This project includes several food blends that are designed for young infants so that they can have access to a complete and nutritious meal. One of these complementary food blends is the BIGMO, a ready-to-cook baby food blend composed of rice, mongo beans and sesame which is a mother’s affordable source of nutrition for her babies in their first 1000 days.
Likewise, the said project also promotes the FNRI-developed complementary foods for local government units’ (LGUs) food security program implementation. The MRP food products are included in relief and feeding programs especially in public schools.
- Cassava Grates
Filipino parents sometimes become negligent when it comes to selecting the appropriate nutritious food for their children due to their preoccupation with their work or with their busy schedules.
This often results in unparented consumption of junk food which contain a lot of fat and sugar, as well as salt, but are relatively low in other important nutrients such as protein, fiber, vitamins, and minerals.
That is why it is important to promote the consumption of snacks that are still tasty and healthy at the same time. The Visayas State University through the funding provided by TECHNICOM has developed Cassava Grates snacks which are rich in fiber and protein that are essential for children’s growth and development.
- Fortified Ready-To-Drink Tropical Fruit and Vegetable Blends
Diabetes is one of the leading causes of death in the Philippines and is often associated with Filipinos’ love for sweets including soft drinks. Likewise, Filipino parents tend to dismiss the grave effects of letting their children drink soft drinks very often.
Therefore, the commercialization of healthy drink alternatives such as the TECHNICOM supported Fortified Ready-To-Drink Tropical Fruit and Vegetable Blends Project of the University of the Philippines Diliman is one of possible strategies that local governments and communities can adopt to compete with other commercially available drinks and promote healthier options.
The FRTD is composed of various fruits and vegetables that are rich in Vitamins A and C which are crucial in ensuring a child’s steady development and can prevent stunting prevalence in the long run.
As a result of the months-long and nationwide lockdowns and quarantine measures, some government programs had to take a pause in order to give way to the COVID-19 battle which already has a death toll of more than a thousand Filipinos and over 50 thousand infected others.

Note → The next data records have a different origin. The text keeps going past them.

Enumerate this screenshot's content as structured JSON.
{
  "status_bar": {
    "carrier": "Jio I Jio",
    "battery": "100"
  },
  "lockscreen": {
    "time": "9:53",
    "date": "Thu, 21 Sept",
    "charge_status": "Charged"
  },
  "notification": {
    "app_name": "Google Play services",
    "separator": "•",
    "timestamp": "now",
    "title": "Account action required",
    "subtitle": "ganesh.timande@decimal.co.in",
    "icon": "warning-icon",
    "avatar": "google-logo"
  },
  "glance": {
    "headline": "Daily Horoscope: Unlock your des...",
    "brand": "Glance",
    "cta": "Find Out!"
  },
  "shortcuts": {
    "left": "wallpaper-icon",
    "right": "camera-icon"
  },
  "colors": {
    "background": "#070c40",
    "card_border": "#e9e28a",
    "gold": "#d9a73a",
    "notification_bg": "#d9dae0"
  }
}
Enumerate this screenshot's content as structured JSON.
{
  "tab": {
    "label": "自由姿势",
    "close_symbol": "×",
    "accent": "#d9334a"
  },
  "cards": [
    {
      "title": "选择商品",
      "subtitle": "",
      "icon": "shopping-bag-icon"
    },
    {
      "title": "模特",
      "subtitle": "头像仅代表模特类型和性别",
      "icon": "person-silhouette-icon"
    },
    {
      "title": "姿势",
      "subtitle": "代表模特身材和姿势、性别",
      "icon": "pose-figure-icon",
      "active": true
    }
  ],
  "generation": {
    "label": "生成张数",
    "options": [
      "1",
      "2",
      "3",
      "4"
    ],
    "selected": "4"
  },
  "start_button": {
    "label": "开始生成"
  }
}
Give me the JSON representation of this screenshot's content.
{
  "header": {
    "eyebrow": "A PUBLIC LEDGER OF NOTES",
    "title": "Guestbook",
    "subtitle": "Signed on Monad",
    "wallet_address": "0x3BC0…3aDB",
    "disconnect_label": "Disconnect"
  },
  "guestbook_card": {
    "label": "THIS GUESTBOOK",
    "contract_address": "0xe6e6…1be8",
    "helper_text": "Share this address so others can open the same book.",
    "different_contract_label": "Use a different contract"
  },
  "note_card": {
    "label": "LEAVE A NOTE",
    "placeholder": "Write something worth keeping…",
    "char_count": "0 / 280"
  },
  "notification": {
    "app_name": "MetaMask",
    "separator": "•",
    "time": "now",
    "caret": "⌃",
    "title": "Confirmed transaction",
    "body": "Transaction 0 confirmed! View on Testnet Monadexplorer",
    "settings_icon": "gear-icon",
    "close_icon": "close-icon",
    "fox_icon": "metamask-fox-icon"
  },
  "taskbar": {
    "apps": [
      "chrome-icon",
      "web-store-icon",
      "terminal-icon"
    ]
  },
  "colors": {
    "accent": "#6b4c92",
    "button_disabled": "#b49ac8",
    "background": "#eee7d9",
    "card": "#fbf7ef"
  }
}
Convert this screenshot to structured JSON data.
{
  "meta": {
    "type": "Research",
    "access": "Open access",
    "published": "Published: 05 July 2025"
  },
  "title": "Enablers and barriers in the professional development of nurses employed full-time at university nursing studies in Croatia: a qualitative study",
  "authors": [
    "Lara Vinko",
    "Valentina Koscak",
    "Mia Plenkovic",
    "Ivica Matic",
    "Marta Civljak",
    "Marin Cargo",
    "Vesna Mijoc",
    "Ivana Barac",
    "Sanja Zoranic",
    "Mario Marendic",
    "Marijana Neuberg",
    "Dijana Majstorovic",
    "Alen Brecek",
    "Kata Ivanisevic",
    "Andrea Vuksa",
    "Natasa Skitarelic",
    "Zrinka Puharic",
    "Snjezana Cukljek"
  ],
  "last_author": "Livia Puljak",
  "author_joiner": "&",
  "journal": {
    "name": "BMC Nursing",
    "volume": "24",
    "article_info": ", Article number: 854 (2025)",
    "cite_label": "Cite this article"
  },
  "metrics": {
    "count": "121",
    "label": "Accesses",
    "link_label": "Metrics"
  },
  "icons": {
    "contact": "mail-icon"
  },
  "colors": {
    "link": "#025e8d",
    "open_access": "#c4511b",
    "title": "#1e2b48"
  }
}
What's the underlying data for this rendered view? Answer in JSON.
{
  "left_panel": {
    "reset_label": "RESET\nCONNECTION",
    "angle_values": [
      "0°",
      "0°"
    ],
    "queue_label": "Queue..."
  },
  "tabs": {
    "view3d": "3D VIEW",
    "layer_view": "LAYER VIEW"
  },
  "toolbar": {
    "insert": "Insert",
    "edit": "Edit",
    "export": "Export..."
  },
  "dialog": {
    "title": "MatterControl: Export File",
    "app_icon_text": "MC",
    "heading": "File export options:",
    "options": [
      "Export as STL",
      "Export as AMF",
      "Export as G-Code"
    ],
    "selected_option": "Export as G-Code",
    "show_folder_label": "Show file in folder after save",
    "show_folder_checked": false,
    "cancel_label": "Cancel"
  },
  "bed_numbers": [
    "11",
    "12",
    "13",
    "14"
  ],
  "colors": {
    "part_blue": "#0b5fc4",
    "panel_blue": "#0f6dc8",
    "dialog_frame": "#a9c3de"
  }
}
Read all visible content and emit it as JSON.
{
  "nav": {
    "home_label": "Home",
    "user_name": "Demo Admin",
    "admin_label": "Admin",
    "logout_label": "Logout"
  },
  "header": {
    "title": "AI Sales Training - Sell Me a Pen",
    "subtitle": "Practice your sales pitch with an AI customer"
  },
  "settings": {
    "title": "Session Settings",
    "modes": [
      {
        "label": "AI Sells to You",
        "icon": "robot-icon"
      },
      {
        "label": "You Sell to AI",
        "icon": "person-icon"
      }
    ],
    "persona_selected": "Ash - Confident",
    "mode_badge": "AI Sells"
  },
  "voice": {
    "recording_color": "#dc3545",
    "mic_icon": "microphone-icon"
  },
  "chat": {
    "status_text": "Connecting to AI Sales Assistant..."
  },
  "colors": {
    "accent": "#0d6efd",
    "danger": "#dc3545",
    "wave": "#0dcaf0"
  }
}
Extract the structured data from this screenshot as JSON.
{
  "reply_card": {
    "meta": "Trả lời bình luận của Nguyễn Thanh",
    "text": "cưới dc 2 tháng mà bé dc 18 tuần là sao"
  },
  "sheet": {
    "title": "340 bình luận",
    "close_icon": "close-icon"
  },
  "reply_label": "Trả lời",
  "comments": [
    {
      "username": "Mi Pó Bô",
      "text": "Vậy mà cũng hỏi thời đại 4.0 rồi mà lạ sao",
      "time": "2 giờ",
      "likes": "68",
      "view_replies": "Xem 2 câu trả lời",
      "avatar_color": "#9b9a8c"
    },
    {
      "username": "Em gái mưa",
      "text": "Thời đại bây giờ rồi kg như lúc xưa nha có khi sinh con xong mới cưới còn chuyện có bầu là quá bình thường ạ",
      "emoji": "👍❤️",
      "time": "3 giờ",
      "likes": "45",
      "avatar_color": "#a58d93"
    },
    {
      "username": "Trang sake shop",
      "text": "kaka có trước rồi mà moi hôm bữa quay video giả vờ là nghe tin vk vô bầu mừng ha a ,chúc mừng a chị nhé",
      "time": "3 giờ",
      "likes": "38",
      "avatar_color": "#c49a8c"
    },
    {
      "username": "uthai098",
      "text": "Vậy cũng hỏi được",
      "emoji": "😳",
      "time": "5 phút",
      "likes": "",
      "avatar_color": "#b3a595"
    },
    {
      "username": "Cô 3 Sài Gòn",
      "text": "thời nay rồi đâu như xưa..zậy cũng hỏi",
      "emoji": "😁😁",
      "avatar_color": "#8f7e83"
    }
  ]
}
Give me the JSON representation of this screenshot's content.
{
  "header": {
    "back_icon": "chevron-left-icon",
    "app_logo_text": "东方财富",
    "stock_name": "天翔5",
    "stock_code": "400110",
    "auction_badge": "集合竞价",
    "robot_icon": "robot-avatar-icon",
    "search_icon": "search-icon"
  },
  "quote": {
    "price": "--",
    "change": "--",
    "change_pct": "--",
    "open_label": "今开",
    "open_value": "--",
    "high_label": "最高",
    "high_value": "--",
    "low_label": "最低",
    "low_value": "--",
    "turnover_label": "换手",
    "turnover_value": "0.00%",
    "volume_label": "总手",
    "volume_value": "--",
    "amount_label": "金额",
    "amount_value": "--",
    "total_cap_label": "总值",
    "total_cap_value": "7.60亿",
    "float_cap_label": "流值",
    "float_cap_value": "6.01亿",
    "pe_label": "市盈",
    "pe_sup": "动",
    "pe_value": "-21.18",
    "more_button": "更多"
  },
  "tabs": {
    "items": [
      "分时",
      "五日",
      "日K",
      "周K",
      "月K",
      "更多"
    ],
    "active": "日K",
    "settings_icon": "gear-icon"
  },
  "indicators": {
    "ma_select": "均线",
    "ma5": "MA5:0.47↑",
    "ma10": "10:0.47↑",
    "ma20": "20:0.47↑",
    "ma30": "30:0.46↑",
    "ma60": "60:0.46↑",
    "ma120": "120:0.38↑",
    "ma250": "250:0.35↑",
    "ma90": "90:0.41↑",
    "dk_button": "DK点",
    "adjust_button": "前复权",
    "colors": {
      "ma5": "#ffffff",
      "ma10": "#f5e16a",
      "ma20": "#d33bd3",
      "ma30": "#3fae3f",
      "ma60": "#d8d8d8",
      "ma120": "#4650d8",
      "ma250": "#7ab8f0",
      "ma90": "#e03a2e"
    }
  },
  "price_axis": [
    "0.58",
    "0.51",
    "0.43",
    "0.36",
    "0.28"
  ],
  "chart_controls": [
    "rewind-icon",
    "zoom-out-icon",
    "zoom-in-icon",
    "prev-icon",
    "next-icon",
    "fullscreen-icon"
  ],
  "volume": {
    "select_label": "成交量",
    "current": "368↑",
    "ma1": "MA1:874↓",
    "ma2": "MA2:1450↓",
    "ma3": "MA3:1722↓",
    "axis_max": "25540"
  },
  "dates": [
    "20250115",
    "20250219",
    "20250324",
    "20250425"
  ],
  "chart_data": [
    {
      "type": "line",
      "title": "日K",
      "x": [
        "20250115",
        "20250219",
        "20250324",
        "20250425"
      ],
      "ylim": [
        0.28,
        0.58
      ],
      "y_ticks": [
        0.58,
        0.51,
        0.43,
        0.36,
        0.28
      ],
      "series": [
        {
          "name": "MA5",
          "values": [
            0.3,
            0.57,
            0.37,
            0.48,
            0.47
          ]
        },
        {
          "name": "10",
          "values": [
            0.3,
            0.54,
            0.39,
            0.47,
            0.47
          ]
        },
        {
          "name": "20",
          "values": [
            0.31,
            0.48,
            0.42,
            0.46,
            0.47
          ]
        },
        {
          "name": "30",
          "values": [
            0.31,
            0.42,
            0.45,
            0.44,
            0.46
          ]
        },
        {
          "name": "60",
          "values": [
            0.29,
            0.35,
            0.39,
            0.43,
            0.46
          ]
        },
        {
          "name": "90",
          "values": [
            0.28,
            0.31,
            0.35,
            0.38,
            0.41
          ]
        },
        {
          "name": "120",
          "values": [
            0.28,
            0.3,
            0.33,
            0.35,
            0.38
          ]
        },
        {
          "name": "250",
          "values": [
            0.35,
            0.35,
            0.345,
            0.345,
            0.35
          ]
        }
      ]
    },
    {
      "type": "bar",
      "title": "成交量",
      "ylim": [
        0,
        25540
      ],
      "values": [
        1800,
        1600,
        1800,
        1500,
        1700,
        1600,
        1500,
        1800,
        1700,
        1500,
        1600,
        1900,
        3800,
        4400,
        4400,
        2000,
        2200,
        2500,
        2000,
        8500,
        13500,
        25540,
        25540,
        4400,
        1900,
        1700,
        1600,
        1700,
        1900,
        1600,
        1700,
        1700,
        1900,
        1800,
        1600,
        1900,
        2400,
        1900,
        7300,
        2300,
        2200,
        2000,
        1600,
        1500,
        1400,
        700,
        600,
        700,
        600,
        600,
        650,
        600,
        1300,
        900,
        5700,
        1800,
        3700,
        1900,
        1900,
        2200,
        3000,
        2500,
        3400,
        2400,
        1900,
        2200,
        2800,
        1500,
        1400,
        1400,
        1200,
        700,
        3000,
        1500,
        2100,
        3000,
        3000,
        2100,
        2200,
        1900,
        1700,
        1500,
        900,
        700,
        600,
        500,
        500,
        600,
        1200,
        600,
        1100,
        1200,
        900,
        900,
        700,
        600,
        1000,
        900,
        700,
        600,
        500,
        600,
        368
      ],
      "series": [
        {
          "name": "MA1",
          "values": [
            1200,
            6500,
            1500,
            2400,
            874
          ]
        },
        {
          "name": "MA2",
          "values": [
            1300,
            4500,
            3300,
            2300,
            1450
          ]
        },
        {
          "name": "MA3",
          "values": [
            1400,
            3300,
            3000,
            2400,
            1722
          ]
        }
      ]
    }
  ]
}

However, policymakers and local communities should step up and launch initiatives that will steer the government back on track and defeat stunting and malnutrition. This can also be achieved through a collaborative effort among all stakeholders.
DOST-TAPI S&T Media Service
NUR LEMUEL C. CASTILLO